While I couldn't make out the trek to Los Angeles myself, when offered a pass for SHRIEKFEST, I knew there would be too many good films on the docket to ignore. One of my oldest and closest friends stepped in to save the day. Below is Joan's recap on some of ShriekFest's highlights. Congratulations to all the participants who had their work screened-Mike
You can imagine my delight when Mike called me and asked me to cover SHRIEKFEST in LA this past weekend. I felt honored excited to hit the festival and wrangled up a few friends and went to catch some flicks. The Saturday early matinee was sparsely attended, but the fest organizer and directors were friendly and welcoming. The site of the fest was nestled deep in the heart of an LA film set, so the theatre was small and very comfortable if you were there for an entire day of films.
The shorts on Saturday were an interesting mix from truly scary to thoughtful to weird. For those who like a good scare with gore, take a look at J.T. Seaton’s Divination, where a psychic learns that you can’t lie to the dead, only to the living.

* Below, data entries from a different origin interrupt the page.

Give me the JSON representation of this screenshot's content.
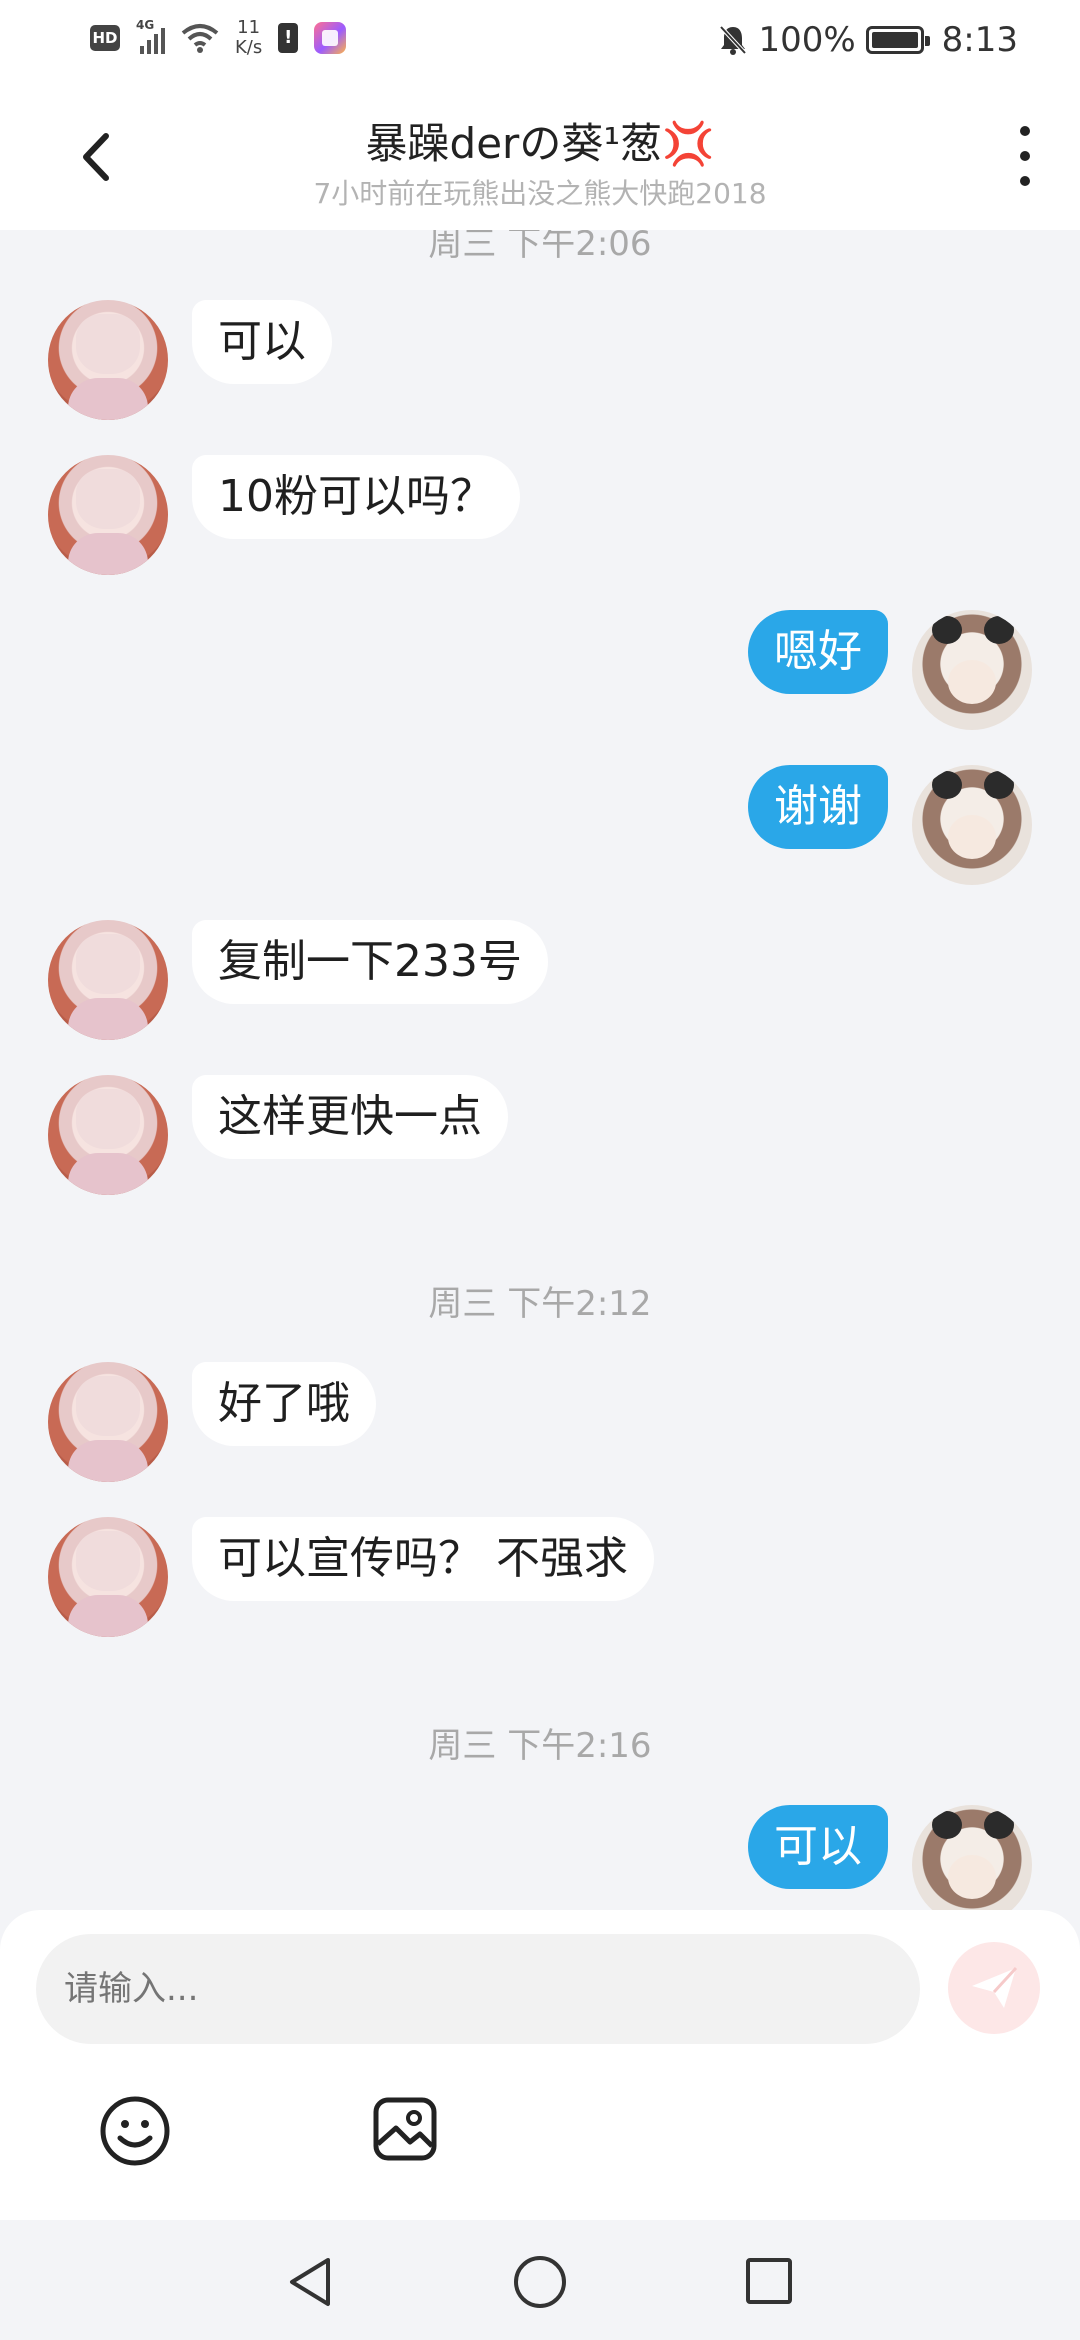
{
  "status_bar": {
    "hd": "HD",
    "network": "4G",
    "speed_value": "11",
    "speed_unit": "K/s",
    "alert": "!",
    "battery": "100%",
    "time": "8:13"
  },
  "header": {
    "title": "暴躁derの葵¹葱💢",
    "subtitle": "7小时前在玩熊出没之熊大快跑2018"
  },
  "chat": {
    "timestamps": [
      "周三 下午2:06",
      "周三 下午2:12",
      "周三 下午2:16"
    ],
    "messages": [
      {
        "from": "other",
        "text": "可以"
      },
      {
        "from": "other",
        "text": "10粉可以吗？"
      },
      {
        "from": "me",
        "text": "嗯好"
      },
      {
        "from": "me",
        "text": "谢谢"
      },
      {
        "from": "other",
        "text": "复制一下233号"
      },
      {
        "from": "other",
        "text": "这样更快一点"
      },
      {
        "from": "other",
        "text": "好了哦"
      },
      {
        "from": "other",
        "text": "可以宣传吗？ 不强求"
      },
      {
        "from": "me",
        "text": "可以"
      }
    ]
  },
  "input": {
    "placeholder": "请输入..."
  },
  "colors": {
    "my_bubble": "#2aa7e8",
    "other_bubble": "#ffffff",
    "background": "#f3f4f7",
    "send_button": "#fde7e7"
  },
  "icons": [
    "back-arrow-icon",
    "more-vertical-icon",
    "send-icon",
    "emoji-icon",
    "image-icon",
    "nav-back-icon",
    "nav-home-icon",
    "nav-recent-icon"
  ]
}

Stupid living! For those of you who like well thought out shorts then David Matthews’ Murderabilia is a can’t miss. Here, Matthews plays with setting, scene, and context in order to get the audience to think in more depth about the characters and their motivations, all the while delivering an excellent story. Ashleigh Nichols and Eddie Beasley’s Summer of the Zombies (reviewed here), while cute, came as a welcome comedic relief after seeing Caruso’s Zombie. Zombie details the life of a Dahmer-inspired convicted sex offender who seeks out a young man to be his tenured slave. Some scenes in this film were extremely uncomfortable leading to a lot of nervous laughter from the crowd. I can’t say that I didn’t like the short, but it weighs like a nightmare on the brains of the living.

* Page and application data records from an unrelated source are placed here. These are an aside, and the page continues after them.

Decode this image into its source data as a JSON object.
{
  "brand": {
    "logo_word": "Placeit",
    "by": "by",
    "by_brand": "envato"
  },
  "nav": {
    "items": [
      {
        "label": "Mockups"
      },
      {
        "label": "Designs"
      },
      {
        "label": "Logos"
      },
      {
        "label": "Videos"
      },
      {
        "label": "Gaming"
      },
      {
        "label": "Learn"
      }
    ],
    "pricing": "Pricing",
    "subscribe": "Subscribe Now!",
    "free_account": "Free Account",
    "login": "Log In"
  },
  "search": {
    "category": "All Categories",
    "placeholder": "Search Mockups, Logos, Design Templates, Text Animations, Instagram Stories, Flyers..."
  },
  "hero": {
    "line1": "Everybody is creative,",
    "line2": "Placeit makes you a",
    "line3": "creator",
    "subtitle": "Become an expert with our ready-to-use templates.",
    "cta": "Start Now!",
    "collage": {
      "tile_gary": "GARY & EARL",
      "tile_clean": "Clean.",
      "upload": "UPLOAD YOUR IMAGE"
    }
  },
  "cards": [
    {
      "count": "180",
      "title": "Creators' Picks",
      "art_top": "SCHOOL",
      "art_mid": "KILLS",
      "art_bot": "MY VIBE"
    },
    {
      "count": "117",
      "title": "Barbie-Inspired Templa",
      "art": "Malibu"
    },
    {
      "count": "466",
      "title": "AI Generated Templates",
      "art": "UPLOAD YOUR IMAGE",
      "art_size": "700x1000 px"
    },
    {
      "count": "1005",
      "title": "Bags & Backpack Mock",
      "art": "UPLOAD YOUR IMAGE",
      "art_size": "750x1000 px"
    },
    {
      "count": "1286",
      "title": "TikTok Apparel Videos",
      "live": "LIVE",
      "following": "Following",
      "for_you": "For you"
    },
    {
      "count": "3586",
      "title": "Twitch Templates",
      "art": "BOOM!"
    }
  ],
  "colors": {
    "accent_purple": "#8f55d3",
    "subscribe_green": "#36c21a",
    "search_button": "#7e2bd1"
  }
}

We went back on Sunday to Catch Mike Flanagan’s Absentia* (reviewed here) and thought it is a terrific horror/sci-fi flick. The theatre was packed, but we happened to be sitting next to the crazy lady who had a raging boner for Flanagan’s work. Everytime his name appeared on the screen she screamed and asked her friend if he was single or still dating ____. It is always so awkward to sit next to a ‘talker’ in the theatre because you want to strangle them, but not ruin everyone else’s immersion. Absentia is set in LA, but it draws on the folklore from Anytown USA. It seems like every town has a mysterious tunnel, wooded area, or haunted sewer drain, so it was very easy to get into the plot and stay there. The director uses the camera effectively in ways that had the audience cringing as close-ups drew back slowly for the wide angle and imminent terror. There were also fantastic plot twists and drawn out scares (that always delivered). This film is very postmodern in its approach to the plot and characters (multiple believable realities), while the ending leaves the audience member wondering if what lies beneath LA.

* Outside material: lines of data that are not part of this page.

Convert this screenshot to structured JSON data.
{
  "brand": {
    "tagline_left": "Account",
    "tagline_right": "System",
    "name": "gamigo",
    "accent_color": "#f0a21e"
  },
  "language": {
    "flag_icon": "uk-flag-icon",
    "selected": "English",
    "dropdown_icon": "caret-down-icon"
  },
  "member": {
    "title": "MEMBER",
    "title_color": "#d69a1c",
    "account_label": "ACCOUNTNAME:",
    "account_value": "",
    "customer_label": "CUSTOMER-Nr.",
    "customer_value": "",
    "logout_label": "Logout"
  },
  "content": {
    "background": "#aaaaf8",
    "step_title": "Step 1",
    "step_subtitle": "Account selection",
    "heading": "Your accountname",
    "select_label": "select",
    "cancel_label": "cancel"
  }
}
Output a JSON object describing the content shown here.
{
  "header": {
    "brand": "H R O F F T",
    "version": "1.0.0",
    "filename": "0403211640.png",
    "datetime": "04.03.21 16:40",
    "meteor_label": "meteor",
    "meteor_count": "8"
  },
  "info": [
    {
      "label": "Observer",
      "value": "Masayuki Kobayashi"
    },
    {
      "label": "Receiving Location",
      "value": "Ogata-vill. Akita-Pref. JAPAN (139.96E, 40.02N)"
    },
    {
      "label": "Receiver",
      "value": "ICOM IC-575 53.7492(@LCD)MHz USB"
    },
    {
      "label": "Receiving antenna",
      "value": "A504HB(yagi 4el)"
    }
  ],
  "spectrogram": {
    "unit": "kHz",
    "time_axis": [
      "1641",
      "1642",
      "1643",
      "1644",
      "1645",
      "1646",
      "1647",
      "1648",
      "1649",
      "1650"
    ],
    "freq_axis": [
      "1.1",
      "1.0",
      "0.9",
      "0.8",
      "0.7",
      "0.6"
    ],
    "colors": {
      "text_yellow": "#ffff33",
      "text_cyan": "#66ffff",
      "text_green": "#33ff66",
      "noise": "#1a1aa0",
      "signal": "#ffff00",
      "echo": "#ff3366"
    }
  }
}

In its 11th year, SHRIEKFEST delivers high quality films, budget prices, and a very comfortable festival vibe. Mike, if you miss it next year you’ll regret it again just like you do reading this review. HA!
* Winner: Best Horror Film**
** Also playing in Boston October 14th as part of Shudder Fest